Mycosporine-like amino acids (MAAs), a family of UV-absorbing compounds, are widespread among many marine and freshwater organisms, however, no standard method to analyze these compounds is available. Consequently, protocols to extract MAAs largely differ, for example, in the type of solvent, concentrations, temperatures, and times used. In this study, we tested whether the concentrations of MAAs are affected by extraction at different temperatures and methanol (MeOH) concentrations. Natural assemblages of freshwater phytoplankton and the marine alga Porphyra sp. were used as test organisms. The MAAs shinorine, palythine, MAA 331, asterina-330, and porphyra-334 present in the organisms examined were generally best extracted at 45°C in 25% aqueous MeOH. In Porphyra sp. and natural freshwater phytoplankton, the mean total MAA concentrations obtained with this protocol were respectively ca.13 and 3 times higher than when extracted in 100% MeOH at 4°C. Depending on the organism examined, both MeOH concentration and temperature affected extraction efficiency and final MAA concentration. Our results stress the need for a priori testing the influence of these variables to assure that the highest concentration is obtained without altering the qualitative MAA composition. Based on these results, direct comparison of MAA concentrations reported in the scientific literature should be done with caution.

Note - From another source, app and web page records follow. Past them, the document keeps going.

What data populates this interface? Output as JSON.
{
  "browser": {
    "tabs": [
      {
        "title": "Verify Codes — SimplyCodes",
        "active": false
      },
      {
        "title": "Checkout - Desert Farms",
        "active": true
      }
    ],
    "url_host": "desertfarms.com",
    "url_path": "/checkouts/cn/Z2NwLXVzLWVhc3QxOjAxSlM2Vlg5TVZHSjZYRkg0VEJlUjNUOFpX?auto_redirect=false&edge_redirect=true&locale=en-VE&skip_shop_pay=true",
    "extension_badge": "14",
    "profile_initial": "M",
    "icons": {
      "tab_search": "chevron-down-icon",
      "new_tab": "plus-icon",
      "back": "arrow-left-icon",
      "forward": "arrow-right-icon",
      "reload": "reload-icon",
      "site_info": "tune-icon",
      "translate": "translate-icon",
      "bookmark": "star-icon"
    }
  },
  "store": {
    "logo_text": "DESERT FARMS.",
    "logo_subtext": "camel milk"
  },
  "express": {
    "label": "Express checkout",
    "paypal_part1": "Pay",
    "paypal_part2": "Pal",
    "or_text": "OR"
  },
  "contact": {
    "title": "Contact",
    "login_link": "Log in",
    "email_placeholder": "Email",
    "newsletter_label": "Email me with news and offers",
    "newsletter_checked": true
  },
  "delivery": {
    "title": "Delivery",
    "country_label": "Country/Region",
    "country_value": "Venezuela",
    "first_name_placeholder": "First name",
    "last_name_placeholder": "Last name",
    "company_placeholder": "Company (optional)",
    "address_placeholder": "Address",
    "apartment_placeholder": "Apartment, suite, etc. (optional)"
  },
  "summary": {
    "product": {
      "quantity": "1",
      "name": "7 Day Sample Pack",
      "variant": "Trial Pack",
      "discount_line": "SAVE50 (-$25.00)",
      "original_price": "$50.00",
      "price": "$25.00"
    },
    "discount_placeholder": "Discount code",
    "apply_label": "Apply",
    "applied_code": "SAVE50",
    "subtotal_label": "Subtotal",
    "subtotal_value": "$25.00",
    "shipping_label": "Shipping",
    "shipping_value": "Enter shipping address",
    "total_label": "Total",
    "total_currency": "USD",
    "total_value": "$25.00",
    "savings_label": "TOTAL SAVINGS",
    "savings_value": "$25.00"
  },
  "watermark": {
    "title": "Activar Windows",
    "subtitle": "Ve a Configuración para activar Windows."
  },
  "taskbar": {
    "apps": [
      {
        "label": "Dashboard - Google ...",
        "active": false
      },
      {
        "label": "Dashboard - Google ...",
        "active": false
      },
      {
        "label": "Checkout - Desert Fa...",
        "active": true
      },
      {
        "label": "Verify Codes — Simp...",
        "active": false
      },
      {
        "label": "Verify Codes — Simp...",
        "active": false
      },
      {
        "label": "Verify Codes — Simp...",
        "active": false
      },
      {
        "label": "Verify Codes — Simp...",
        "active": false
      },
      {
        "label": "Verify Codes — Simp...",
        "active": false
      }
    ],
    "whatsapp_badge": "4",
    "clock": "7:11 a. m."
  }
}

Key words: extraction efficiency, HPLC, lakes, phytoplankton, Porphyra